**Task to complete:** The full set of records is to be reproduced verbatim.

**Material to process:**
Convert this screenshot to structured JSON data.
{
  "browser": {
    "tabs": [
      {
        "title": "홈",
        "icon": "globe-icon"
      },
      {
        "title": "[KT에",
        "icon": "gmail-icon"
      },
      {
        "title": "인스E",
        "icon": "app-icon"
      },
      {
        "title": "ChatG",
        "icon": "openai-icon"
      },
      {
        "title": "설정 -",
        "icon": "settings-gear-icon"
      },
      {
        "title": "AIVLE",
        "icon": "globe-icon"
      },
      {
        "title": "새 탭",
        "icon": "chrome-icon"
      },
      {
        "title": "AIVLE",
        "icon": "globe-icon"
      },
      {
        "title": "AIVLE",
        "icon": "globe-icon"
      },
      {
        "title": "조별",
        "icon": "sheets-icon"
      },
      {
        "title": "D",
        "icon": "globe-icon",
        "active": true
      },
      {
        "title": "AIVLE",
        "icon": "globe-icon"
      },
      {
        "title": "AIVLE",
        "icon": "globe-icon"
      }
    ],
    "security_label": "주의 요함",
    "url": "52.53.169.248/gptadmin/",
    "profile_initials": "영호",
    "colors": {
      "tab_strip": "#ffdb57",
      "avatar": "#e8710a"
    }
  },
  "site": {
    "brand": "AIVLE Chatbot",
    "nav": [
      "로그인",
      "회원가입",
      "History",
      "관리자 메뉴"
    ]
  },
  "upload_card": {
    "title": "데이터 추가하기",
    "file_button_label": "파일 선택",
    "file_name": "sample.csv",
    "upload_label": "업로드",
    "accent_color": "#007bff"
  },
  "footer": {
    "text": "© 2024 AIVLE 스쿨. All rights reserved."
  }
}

**Output:**
Convert this screenshot to structured JSON data.
{
  "browser": {
    "tabs": [
      {
        "title": "홈",
        "icon": "globe-icon"
      },
      {
        "title": "[KT에",
        "icon": "gmail-icon"
      },
      {
        "title": "인스E",
        "icon": "app-icon"
      },
      {
        "title": "ChatG",
        "icon": "openai-icon"
      },
      {
        "title": "설정 -",
        "icon": "settings-gear-icon"
      },
      {
        "title": "AIVLE",
        "icon": "globe-icon"
      },
      {
        "title": "새 탭",
        "icon": "chrome-icon"
      },
      {
        "title": "AIVLE",
        "icon": "globe-icon"
      },
      {
        "title": "AIVLE",
        "icon": "globe-icon"
      },
      {
        "title": "조별",
        "icon": "sheets-icon"
      },
      {
        "title": "D",
        "icon": "globe-icon",
        "active": true
      },
      {
        "title": "AIVLE",
        "icon": "globe-icon"
      },
      {
        "title": "AIVLE",
        "icon": "globe-icon"
      }
    ],
    "security_label": "주의 요함",
    "url": "52.53.169.248/gptadmin/",
    "profile_initials": "영호",
    "colors": {
      "tab_strip": "#ffdb57",
      "avatar": "#e8710a"
    }
  },
  "site": {
    "brand": "AIVLE Chatbot",
    "nav": [
      "로그인",
      "회원가입",
      "History",
      "관리자 메뉴"
    ]
  },
  "upload_card": {
    "title": "데이터 추가하기",
    "file_button_label": "파일 선택",
    "file_name": "sample.csv",
    "upload_label": "업로드",
    "accent_color": "#007bff"
  },
  "footer": {
    "text": "© 2024 AIVLE 스쿨. All rights reserved."
  }
}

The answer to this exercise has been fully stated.